Bills GM Doug Whaley: Humans aren’t supposed to play football
Bills general manager Doug Whaley said in a radio interview that he doesn’t think people are supposed to play football because of the violent nature of the sport.
“This is the game of football,” Whaley told WGR 550 radio in Buffalo. “Injuries are part of it. It's a violent game that I personally don't think humans are supposed to play.”
His answer came when asked about the injury history of star receiver Sammy Watkins, who had surgery for a broken foot in the off-season and remains sidelined as the Bills’ OTAs continue. He is expected to be out through the preseason.
“I wouldn't say [he's injury-prone],” Whaley said of Watkins. “If you look at his game log, he’s only missed three games. So is he injury-prone? I wouldn’t say that. Are things going to come up with a guy like this? We hope that gets limited in the future.”
Bills head coach Rex Ryan discussed Watkins’s injuries with SI.com last week.
“The kid loves to work,” Ryan told SI. “This isn’t a china doll situation. The china doll deal is for someone else. All I know is when he’s healthy, you can’t cover him, it’s as simple as that. No cornerback in the league can cover him, and you can quote me on that, and I’ve got video proof of it. The best of the best can’t cover him.
“Has he missed a little time? Yeah. Big deal. He and everyone else. The [Odell] Beckham kid came out the same year, and he missed how many games with a hamstring issue? Believe me, I was trying to trade for him [with the Jets] when he had the hamstring. I was reading the [New York] papers, and I was like, ‘Well, hell, we’ll take him.’ But Sammy’s not even going to miss any time. He’s going to be ready to roll when it matters.”
As former players continue to be diagnosed with CTE following their deaths, and the NFL continually defiant of evidence surrounding head hits and long-term brain damage, the topic of injury risk in the NFL remains debated.

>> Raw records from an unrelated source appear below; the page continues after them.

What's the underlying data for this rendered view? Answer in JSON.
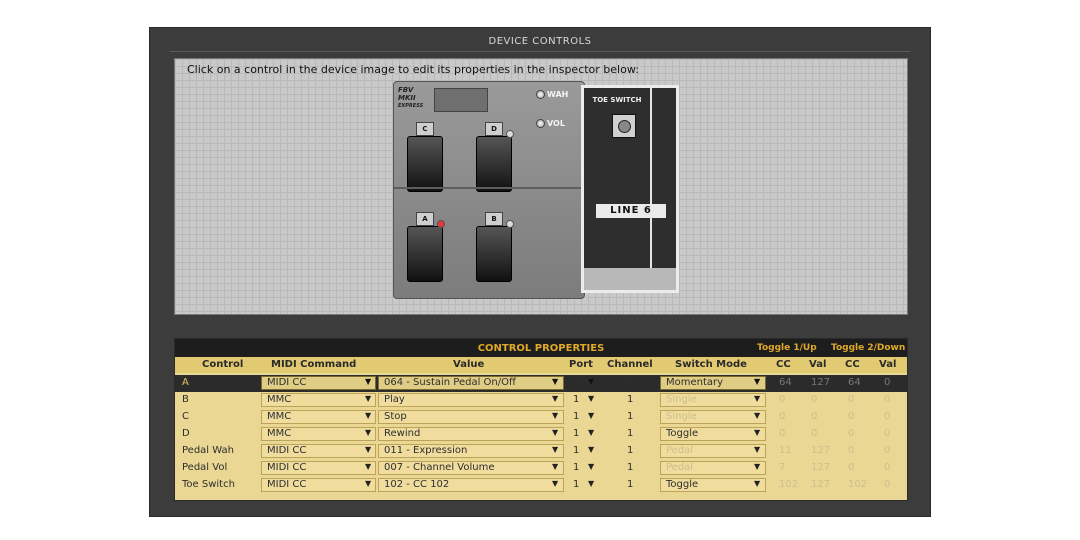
{
  "panel": {
    "title": "DEVICE CONTROLS",
    "instruction": "Click on a control in the device image to edit its properties in the inspector below:"
  },
  "device": {
    "logo": [
      "FBV",
      "MKII",
      "EXPRESS"
    ],
    "leds": [
      {
        "label": "WAH"
      },
      {
        "label": "VOL"
      }
    ],
    "switches": [
      {
        "label": "C",
        "led": "off"
      },
      {
        "label": "D",
        "led": "off"
      },
      {
        "label": "A",
        "led": "on"
      },
      {
        "label": "B",
        "led": "off"
      }
    ],
    "toe_switch_label": "TOE SWITCH",
    "brand": "LINE 6",
    "led_on_color": "#e33333"
  },
  "properties": {
    "title": "CONTROL PROPERTIES",
    "toggle1": "Toggle 1/Up",
    "toggle2": "Toggle 2/Down",
    "columns": [
      "Control",
      "MIDI Command",
      "Value",
      "Port",
      "Channel",
      "Switch Mode",
      "CC",
      "Val",
      "CC",
      "Val"
    ],
    "rows": [
      {
        "control": "A",
        "command": "MIDI CC",
        "value": "064 - Sustain Pedal On/Off",
        "port": "1",
        "channel": "1",
        "mode": "Momentary",
        "cc1": "64",
        "val1": "127",
        "cc2": "64",
        "val2": "0",
        "selected": true
      },
      {
        "control": "B",
        "command": "MMC",
        "value": "Play",
        "port": "1",
        "channel": "1",
        "mode": "Single",
        "cc1": "0",
        "val1": "0",
        "cc2": "0",
        "val2": "0",
        "selected": false
      },
      {
        "control": "C",
        "command": "MMC",
        "value": "Stop",
        "port": "1",
        "channel": "1",
        "mode": "Single",
        "cc1": "0",
        "val1": "0",
        "cc2": "0",
        "val2": "0",
        "selected": false
      },
      {
        "control": "D",
        "command": "MMC",
        "value": "Rewind",
        "port": "1",
        "channel": "1",
        "mode": "Toggle",
        "cc1": "0",
        "val1": "0",
        "cc2": "0",
        "val2": "0",
        "selected": false
      },
      {
        "control": "Pedal Wah",
        "command": "MIDI CC",
        "value": "011 - Expression",
        "port": "1",
        "channel": "1",
        "mode": "Pedal",
        "cc1": "11",
        "val1": "127",
        "cc2": "0",
        "val2": "0",
        "selected": false
      },
      {
        "control": "Pedal Vol",
        "command": "MIDI CC",
        "value": "007 - Channel Volume",
        "port": "1",
        "channel": "1",
        "mode": "Pedal",
        "cc1": "7",
        "val1": "127",
        "cc2": "0",
        "val2": "0",
        "selected": false
      },
      {
        "control": "Toe Switch",
        "command": "MIDI CC",
        "value": "102 - CC 102",
        "port": "1",
        "channel": "1",
        "mode": "Toggle",
        "cc1": "102",
        "val1": "127",
        "cc2": "102",
        "val2": "0",
        "selected": false
      }
    ]
  }
}
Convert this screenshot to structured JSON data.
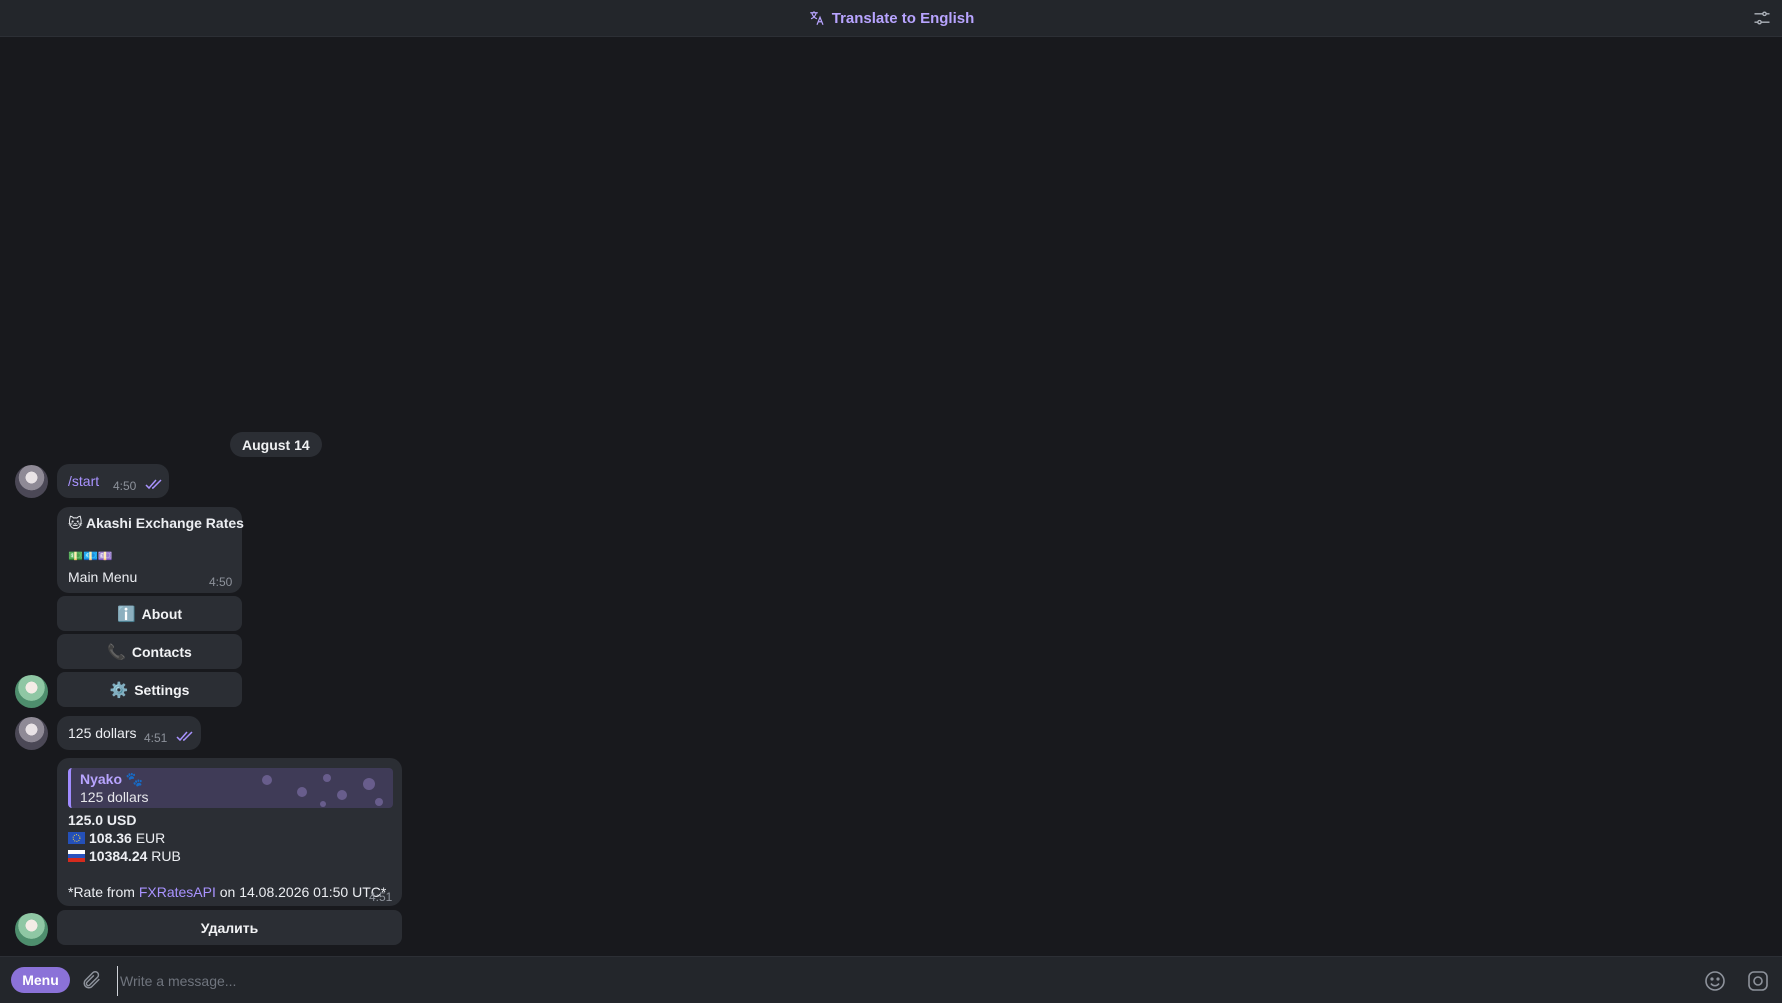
{
  "topbar": {
    "translate_label": "Translate to English"
  },
  "chat": {
    "date_separator": "August 14",
    "messages": [
      {
        "text": "/start",
        "time": "4:50"
      },
      {
        "title": "🐱 Akashi Exchange Rates",
        "emoji_row": "💵💶💷",
        "subtitle": "Main Menu",
        "time": "4:50",
        "buttons": [
          {
            "icon": "ℹ️",
            "label": "About"
          },
          {
            "icon": "📞",
            "label": "Contacts"
          },
          {
            "icon": "⚙️",
            "label": "Settings"
          }
        ]
      },
      {
        "text": "125 dollars",
        "time": "4:51"
      },
      {
        "reply_name": "Nyako 🐾",
        "reply_text": "125 dollars",
        "amount": "125.0 USD",
        "eur_value": "108.36",
        "eur_code": "EUR",
        "rub_value": "10384.24",
        "rub_code": "RUB",
        "rate_prefix": "*Rate from ",
        "rate_source": "FXRatesAPI",
        "rate_suffix": " on 14.08.2026 01:50 UTC*",
        "time": "4:51",
        "button_label": "Удалить"
      }
    ]
  },
  "composer": {
    "menu_label": "Menu",
    "placeholder": "Write a message..."
  },
  "colors": {
    "accent": "#a993ff",
    "background": "#18191d",
    "bubble": "#2b2e34",
    "menu_button": "#8b72d8"
  }
}
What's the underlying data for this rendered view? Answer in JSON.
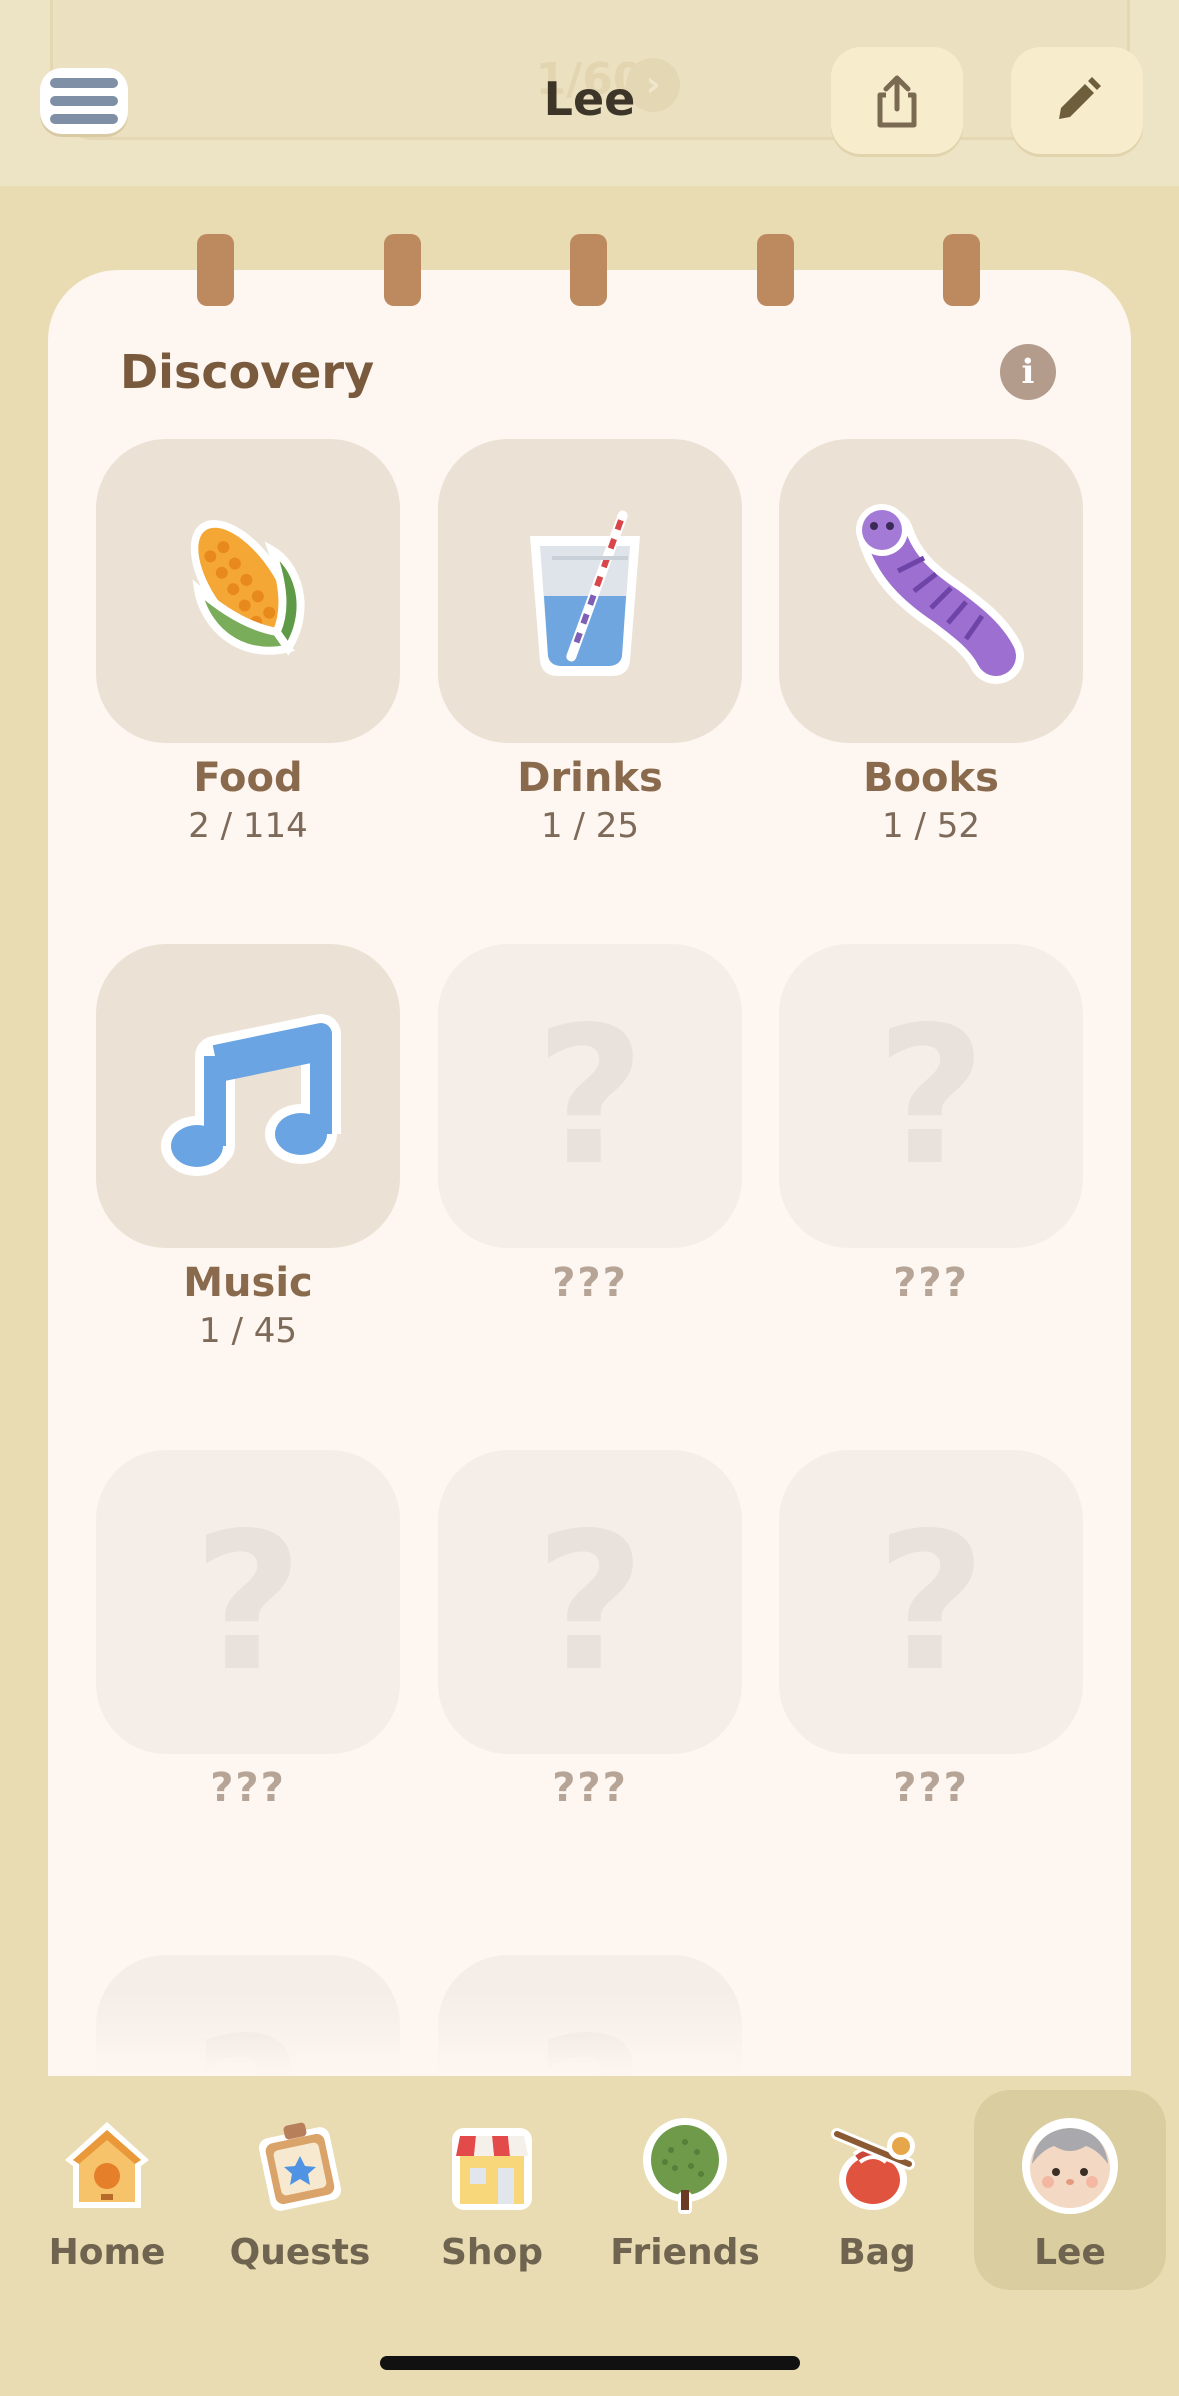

A recent ESPN report indicated that NFL health officials attempted to influence a government study surrounding football and brain disease.